Content starts

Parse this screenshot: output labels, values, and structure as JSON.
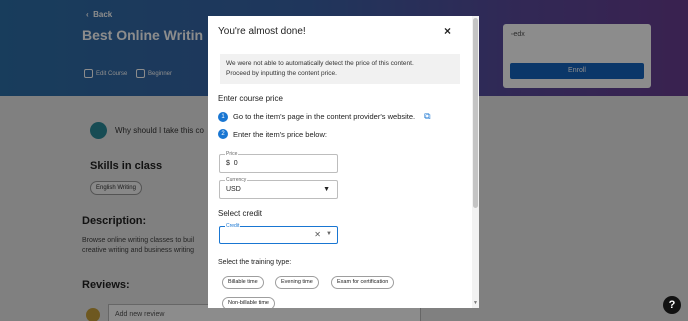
{
  "background": {
    "back_label": "Back",
    "course_title": "Best Online Writin",
    "meta_edit": "Edit Course",
    "meta_level": "Beginner",
    "edx_image_alt": "edx",
    "enroll_label": "Enroll",
    "why_text": "Why should I take this co",
    "skills_heading": "Skills in class",
    "skill_chip": "English Writing",
    "description_heading": "Description:",
    "description_lines": [
      "Browse online writing classes to buil",
      "creative writing and business writing"
    ],
    "reviews_heading": "Reviews:",
    "review_placeholder": "Add new review",
    "help_icon": "?"
  },
  "modal": {
    "title": "You're almost done!",
    "close_icon": "×",
    "notice_line1": "We were not able to automatically detect the price of this content.",
    "notice_line2": "Proceed by inputting the content price.",
    "enter_price_heading": "Enter course price",
    "steps": [
      {
        "num": "1",
        "text": "Go to the item's page in the content provider's website."
      },
      {
        "num": "2",
        "text": "Enter the item's price below:"
      }
    ],
    "price_field": {
      "label": "Price",
      "prefix": "$",
      "value": "0"
    },
    "currency_field": {
      "label": "Currency",
      "value": "USD"
    },
    "select_credit_heading": "Select credit",
    "credit_field": {
      "label": "Credit",
      "value": ""
    },
    "training_type_heading": "Select the training type:",
    "training_types": [
      "Billable time",
      "Evening time",
      "Exam for certification",
      "Non-billable time"
    ]
  }
}
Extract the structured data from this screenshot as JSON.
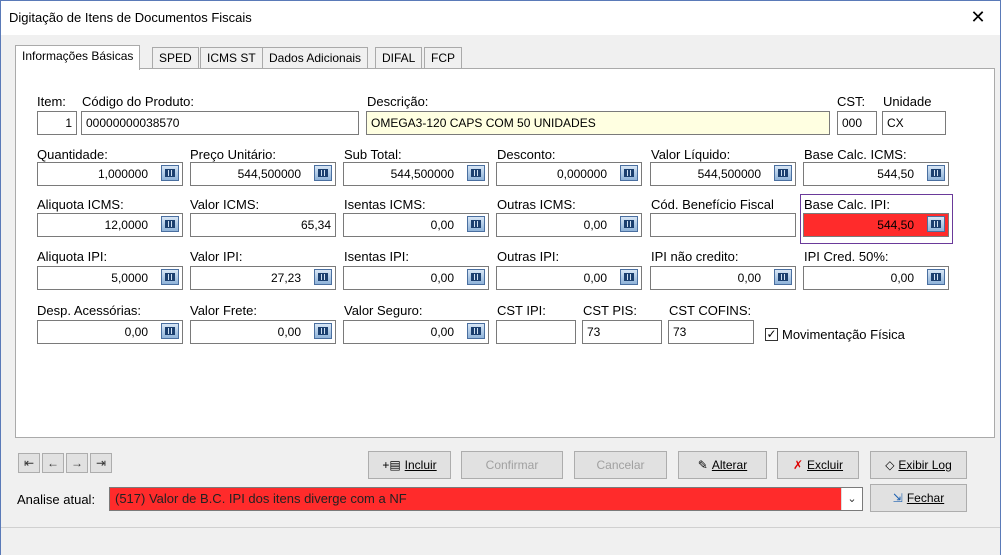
{
  "window": {
    "title": "Digitação de Itens de Documentos Fiscais",
    "close_label": "✕"
  },
  "tabs": [
    "Informações Básicas",
    "SPED",
    "ICMS ST",
    "Dados Adicionais",
    "DIFAL",
    "FCP"
  ],
  "form": {
    "item": {
      "label": "Item:",
      "value": "1"
    },
    "codigo": {
      "label": "Código do Produto:",
      "value": "00000000038570"
    },
    "descricao": {
      "label": "Descrição:",
      "value": "OMEGA3-120 CAPS COM 50 UNIDADES"
    },
    "cst": {
      "label": "CST:",
      "value": "000"
    },
    "unidade": {
      "label": "Unidade",
      "value": "CX"
    },
    "quantidade": {
      "label": "Quantidade:",
      "value": "1,000000"
    },
    "preco_unitario": {
      "label": "Preço Unitário:",
      "value": "544,500000"
    },
    "sub_total": {
      "label": "Sub Total:",
      "value": "544,500000"
    },
    "desconto": {
      "label": "Desconto:",
      "value": "0,000000"
    },
    "valor_liquido": {
      "label": "Valor Líquido:",
      "value": "544,500000"
    },
    "base_calc_icms": {
      "label": "Base Calc. ICMS:",
      "value": "544,50"
    },
    "aliquota_icms": {
      "label": "Aliquota ICMS:",
      "value": "12,0000"
    },
    "valor_icms": {
      "label": "Valor ICMS:",
      "value": "65,34"
    },
    "isentas_icms": {
      "label": "Isentas ICMS:",
      "value": "0,00"
    },
    "outras_icms": {
      "label": "Outras ICMS:",
      "value": "0,00"
    },
    "cod_beneficio": {
      "label": "Cód. Benefício Fiscal",
      "value": ""
    },
    "base_calc_ipi": {
      "label": "Base Calc. IPI:",
      "value": "544,50"
    },
    "aliquota_ipi": {
      "label": "Aliquota IPI:",
      "value": "5,0000"
    },
    "valor_ipi": {
      "label": "Valor IPI:",
      "value": "27,23"
    },
    "isentas_ipi": {
      "label": "Isentas IPI:",
      "value": "0,00"
    },
    "outras_ipi": {
      "label": "Outras IPI:",
      "value": "0,00"
    },
    "ipi_nao_credito": {
      "label": "IPI não credito:",
      "value": "0,00"
    },
    "ipi_cred_50": {
      "label": "IPI Cred. 50%:",
      "value": "0,00"
    },
    "desp_acessorias": {
      "label": "Desp. Acessórias:",
      "value": "0,00"
    },
    "valor_frete": {
      "label": "Valor Frete:",
      "value": "0,00"
    },
    "valor_seguro": {
      "label": "Valor Seguro:",
      "value": "0,00"
    },
    "cst_ipi": {
      "label": "CST IPI:",
      "value": ""
    },
    "cst_pis": {
      "label": "CST PIS:",
      "value": "73"
    },
    "cst_cofins": {
      "label": "CST COFINS:",
      "value": "73"
    },
    "mov_fisica": {
      "label": "Movimentação Física",
      "checked": true
    }
  },
  "buttons": {
    "incluir": "Incluir",
    "confirmar": "Confirmar",
    "cancelar": "Cancelar",
    "alterar": "Alterar",
    "excluir": "Excluir",
    "exibir_log": "Exibir Log",
    "fechar": "Fechar"
  },
  "analise": {
    "label": "Analise atual:",
    "value": "(517) Valor de B.C. IPI dos itens diverge com a NF"
  },
  "colors": {
    "error": "#ff2b2b",
    "description_bg": "#ffffe1",
    "focus_border": "#6a3a9a"
  }
}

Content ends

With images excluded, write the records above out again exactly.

Parse this screenshot: output labels, values, and structure as JSON.
{
  "background": {
    "back_label": "Back",
    "course_title": "Best Online Writin",
    "meta_edit": "Edit Course",
    "meta_level": "Beginner",
    "edx_image_alt": "edx",
    "enroll_label": "Enroll",
    "why_text": "Why should I take this co",
    "skills_heading": "Skills in class",
    "skill_chip": "English Writing",
    "description_heading": "Description:",
    "description_lines": [
      "Browse online writing classes to buil",
      "creative writing and business writing"
    ],
    "reviews_heading": "Reviews:",
    "review_placeholder": "Add new review",
    "help_icon": "?"
  },
  "modal": {
    "title": "You're almost done!",
    "close_icon": "×",
    "notice_line1": "We were not able to automatically detect the price of this content.",
    "notice_line2": "Proceed by inputting the content price.",
    "enter_price_heading": "Enter course price",
    "steps": [
      {
        "num": "1",
        "text": "Go to the item's page in the content provider's website."
      },
      {
        "num": "2",
        "text": "Enter the item's price below:"
      }
    ],
    "price_field": {
      "label": "Price",
      "prefix": "$",
      "value": "0"
    },
    "currency_field": {
      "label": "Currency",
      "value": "USD"
    },
    "select_credit_heading": "Select credit",
    "credit_field": {
      "label": "Credit",
      "value": ""
    },
    "training_type_heading": "Select the training type:",
    "training_types": [
      "Billable time",
      "Evening time",
      "Exam for certification",
      "Non-billable time"
    ]
  }
}
Extract the structured data from this screenshot as JSON.
{
  "window": {
    "title": "Digitação de Itens de Documentos Fiscais",
    "close_label": "✕"
  },
  "tabs": [
    "Informações Básicas",
    "SPED",
    "ICMS ST",
    "Dados Adicionais",
    "DIFAL",
    "FCP"
  ],
  "form": {
    "item": {
      "label": "Item:",
      "value": "1"
    },
    "codigo": {
      "label": "Código do Produto:",
      "value": "00000000038570"
    },
    "descricao": {
      "label": "Descrição:",
      "value": "OMEGA3-120 CAPS COM 50 UNIDADES"
    },
    "cst": {
      "label": "CST:",
      "value": "000"
    },
    "unidade": {
      "label": "Unidade",
      "value": "CX"
    },
    "quantidade": {
      "label": "Quantidade:",
      "value": "1,000000"
    },
    "preco_unitario": {
      "label": "Preço Unitário:",
      "value": "544,500000"
    },
    "sub_total": {
      "label": "Sub Total:",
      "value": "544,500000"
    },
    "desconto": {
      "label": "Desconto:",
      "value": "0,000000"
    },
    "valor_liquido": {
      "label": "Valor Líquido:",
      "value": "544,500000"
    },
    "base_calc_icms": {
      "label": "Base Calc. ICMS:",
      "value": "544,50"
    },
    "aliquota_icms": {
      "label": "Aliquota ICMS:",
      "value": "12,0000"
    },
    "valor_icms": {
      "label": "Valor ICMS:",
      "value": "65,34"
    },
    "isentas_icms": {
      "label": "Isentas ICMS:",
      "value": "0,00"
    },
    "outras_icms": {
      "label": "Outras ICMS:",
      "value": "0,00"
    },
    "cod_beneficio": {
      "label": "Cód. Benefício Fiscal",
      "value": ""
    },
    "base_calc_ipi": {
      "label": "Base Calc. IPI:",
      "value": "544,50"
    },
    "aliquota_ipi": {
      "label": "Aliquota IPI:",
      "value": "5,0000"
    },
    "valor_ipi": {
      "label": "Valor IPI:",
      "value": "27,23"
    },
    "isentas_ipi": {
      "label": "Isentas IPI:",
      "value": "0,00"
    },
    "outras_ipi": {
      "label": "Outras IPI:",
      "value": "0,00"
    },
    "ipi_nao_credito": {
      "label": "IPI não credito:",
      "value": "0,00"
    },
    "ipi_cred_50": {
      "label": "IPI Cred. 50%:",
      "value": "0,00"
    },
    "desp_acessorias": {
      "label": "Desp. Acessórias:",
      "value": "0,00"
    },
    "valor_frete": {
      "label": "Valor Frete:",
      "value": "0,00"
    },
    "valor_seguro": {
      "label": "Valor Seguro:",
      "value": "0,00"
    },
    "cst_ipi": {
      "label": "CST IPI:",
      "value": ""
    },
    "cst_pis": {
      "label": "CST PIS:",
      "value": "73"
    },
    "cst_cofins": {
      "label": "CST COFINS:",
      "value": "73"
    },
    "mov_fisica": {
      "label": "Movimentação Física",
      "checked": true
    }
  },
  "buttons": {
    "incluir": "Incluir",
    "confirmar": "Confirmar",
    "cancelar": "Cancelar",
    "alterar": "Alterar",
    "excluir": "Excluir",
    "exibir_log": "Exibir Log",
    "fechar": "Fechar"
  },
  "analise": {
    "label": "Analise atual:",
    "value": "(517) Valor de B.C. IPI dos itens diverge com a NF"
  },
  "colors": {
    "error": "#ff2b2b",
    "description_bg": "#ffffe1",
    "focus_border": "#6a3a9a"
  }
}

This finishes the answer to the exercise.